The formation of crooked teeth is not due to genetics; however, dentist Chris Kammer at The Bump writes that children do inherit both the shape of their teeth and the shape of their jaw from their parents. A problem might occur if, for instance, your child inherits your small jaw size and your spouse’s larger teeth. The mismatch in size can cause overcrowding and crooked teeth. If you think that genetics may play a part in the health and alignment of your child’s teeth, bring up your concerns and seek advice from your dentist. Your dentist can assess the development of your toddler’s jaw and develop a treatment plan, if needed.
Firstly, it’s important to note that having crooked baby teeth does not necessarily mean having crooked permanent teeth as there are many other factors that could affect teeth alignment. Your dentist can provide the best advice based on your child’s particular condition. Dentist Melissa Skinner points out at North Shore Mama that primary teeth can often straighten on their own over time. Just keep an eye on the other teeth as they emerge, she says. If they are straight, then there’s nothing to worry about. If, on the other hand, a child’s primary teeth are overcrowded, Skinner warns that it’s a good future indicator that the permanent teeth could similarly experience overcrowding. This is because overcrowding is caused by a lack of space in the jaw. As mentioned above, this is something that your dentist can assess and treat. If your toddler has crooked teeth, maintaining good dental hygiene becomes doubly important. It is more difficult to keep crooked teeth clean and free of food particles, particularly between the teeth. Proper brushing and flossing is necessary to prevent plaque build-up and the formation of dental caries. Cavities are more likely to occur on crooked teeth, so keeping up with your kid’s regular dental visits is also recommended.
Yes, thumbsucking can lead to crooked teeth. The motion of thumbsucking exerts pressure on the jaw which, over time, can lead to the misalignment of teeth and protrusion of the upper teeth. Similarly, pacifiers can also contribute to crooked teeth. Interestingly, the ADA writes that it’s not simply sucking that can affect your baby’s teeth but, more importantly, the intensity of the sucking. Kids who suck their thumbs, fingers or pacifiers aggressively are more likely to suffer from dental problems.

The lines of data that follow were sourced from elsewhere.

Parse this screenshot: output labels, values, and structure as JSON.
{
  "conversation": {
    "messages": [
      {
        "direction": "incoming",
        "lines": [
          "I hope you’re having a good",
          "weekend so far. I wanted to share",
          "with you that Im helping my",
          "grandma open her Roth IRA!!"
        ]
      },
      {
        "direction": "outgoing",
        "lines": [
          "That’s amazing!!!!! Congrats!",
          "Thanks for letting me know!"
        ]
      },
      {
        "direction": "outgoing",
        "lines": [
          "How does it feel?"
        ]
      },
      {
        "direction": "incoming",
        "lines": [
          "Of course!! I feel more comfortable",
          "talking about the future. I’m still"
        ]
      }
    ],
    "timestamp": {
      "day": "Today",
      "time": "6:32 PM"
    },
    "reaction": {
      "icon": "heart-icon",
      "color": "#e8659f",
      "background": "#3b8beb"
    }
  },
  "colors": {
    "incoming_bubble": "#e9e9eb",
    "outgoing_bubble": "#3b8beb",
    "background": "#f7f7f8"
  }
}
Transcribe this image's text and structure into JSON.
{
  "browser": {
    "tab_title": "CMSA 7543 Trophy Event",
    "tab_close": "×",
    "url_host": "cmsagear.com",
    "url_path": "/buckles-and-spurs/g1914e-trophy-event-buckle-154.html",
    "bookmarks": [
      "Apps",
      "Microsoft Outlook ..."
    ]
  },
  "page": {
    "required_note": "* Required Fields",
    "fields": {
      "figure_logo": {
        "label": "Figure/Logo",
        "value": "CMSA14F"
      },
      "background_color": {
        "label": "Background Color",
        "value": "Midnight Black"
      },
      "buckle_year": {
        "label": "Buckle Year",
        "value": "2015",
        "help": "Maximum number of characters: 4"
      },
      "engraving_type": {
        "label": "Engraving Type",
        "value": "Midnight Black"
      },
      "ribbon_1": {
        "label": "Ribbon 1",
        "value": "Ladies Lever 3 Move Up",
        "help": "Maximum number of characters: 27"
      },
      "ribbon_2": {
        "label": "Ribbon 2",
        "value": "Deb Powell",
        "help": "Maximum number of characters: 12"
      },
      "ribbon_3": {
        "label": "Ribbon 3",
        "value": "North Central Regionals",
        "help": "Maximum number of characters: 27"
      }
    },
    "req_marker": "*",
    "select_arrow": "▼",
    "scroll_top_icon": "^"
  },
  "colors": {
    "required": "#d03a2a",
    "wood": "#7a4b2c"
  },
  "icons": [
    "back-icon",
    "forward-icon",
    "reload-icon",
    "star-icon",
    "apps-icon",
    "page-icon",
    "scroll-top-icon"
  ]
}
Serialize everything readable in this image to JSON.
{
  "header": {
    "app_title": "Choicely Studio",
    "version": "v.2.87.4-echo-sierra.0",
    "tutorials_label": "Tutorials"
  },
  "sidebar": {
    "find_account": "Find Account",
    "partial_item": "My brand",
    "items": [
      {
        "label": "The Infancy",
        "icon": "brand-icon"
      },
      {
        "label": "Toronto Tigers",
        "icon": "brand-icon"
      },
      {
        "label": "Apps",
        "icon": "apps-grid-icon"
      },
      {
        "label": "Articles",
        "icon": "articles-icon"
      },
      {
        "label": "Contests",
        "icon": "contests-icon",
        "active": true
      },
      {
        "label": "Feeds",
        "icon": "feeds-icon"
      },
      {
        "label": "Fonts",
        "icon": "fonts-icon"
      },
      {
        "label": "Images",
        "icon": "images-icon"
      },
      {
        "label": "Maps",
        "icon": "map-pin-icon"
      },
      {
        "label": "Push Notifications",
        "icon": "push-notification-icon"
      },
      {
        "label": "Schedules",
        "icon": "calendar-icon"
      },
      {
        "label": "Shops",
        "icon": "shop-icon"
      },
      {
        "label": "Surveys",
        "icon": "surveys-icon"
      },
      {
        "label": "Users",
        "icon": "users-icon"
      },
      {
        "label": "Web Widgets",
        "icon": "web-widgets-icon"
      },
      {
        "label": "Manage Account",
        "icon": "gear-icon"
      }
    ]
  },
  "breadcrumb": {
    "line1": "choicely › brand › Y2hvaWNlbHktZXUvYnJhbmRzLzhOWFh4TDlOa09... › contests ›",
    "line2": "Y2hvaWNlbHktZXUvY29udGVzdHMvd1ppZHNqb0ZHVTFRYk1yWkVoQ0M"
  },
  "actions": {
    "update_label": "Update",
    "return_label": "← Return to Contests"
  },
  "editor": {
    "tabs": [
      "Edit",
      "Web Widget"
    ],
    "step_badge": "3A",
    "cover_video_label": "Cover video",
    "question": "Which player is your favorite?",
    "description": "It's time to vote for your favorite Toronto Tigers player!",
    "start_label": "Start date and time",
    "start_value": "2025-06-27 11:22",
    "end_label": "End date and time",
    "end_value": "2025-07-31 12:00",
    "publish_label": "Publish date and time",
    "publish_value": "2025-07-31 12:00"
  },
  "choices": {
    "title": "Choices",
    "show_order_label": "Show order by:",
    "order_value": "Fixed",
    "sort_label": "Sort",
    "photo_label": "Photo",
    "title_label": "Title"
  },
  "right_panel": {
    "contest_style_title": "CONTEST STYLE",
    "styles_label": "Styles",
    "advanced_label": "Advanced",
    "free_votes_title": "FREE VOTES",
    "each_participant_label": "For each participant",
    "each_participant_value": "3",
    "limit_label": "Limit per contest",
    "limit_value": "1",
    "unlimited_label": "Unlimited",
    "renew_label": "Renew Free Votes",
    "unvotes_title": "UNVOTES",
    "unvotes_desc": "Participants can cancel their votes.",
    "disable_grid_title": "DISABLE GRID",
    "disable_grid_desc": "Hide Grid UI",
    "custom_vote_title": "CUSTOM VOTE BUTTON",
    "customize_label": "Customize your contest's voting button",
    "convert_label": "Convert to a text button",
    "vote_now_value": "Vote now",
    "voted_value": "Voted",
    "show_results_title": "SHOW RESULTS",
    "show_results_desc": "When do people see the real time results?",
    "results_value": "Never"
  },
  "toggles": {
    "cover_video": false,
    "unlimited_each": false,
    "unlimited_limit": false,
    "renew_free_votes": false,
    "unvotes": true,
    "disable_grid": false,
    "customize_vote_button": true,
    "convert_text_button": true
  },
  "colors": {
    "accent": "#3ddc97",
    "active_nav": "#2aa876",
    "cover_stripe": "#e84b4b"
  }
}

The American Academy of Pediatric Dentistry also notes that thumb sucking and the use of pacifiers are only detrimental if they are prolonged, as most children typically grow out of the habit around the age of three. Well Being Kid suggests keeping on an eye on what your toddler is putting into his mouth. Habits such as chewing on toys, biting fingernails or chewing on cloth can inadvertently lead to crooked teeth as well. This is because those motions place extra pressure on your baby’s gums and can affect the direction in which teeth grow.
While spaces between teeth in an adult is something to be concerned about, it certainly isn’t a problem for toddlers. Spaces between their baby teeth make it easier to clean your child’s teeth. These spaces reduce the likelihood of overcrowding and provide extra room for permanent teeth to come in straight. Images by: Pixabay, sylviebliss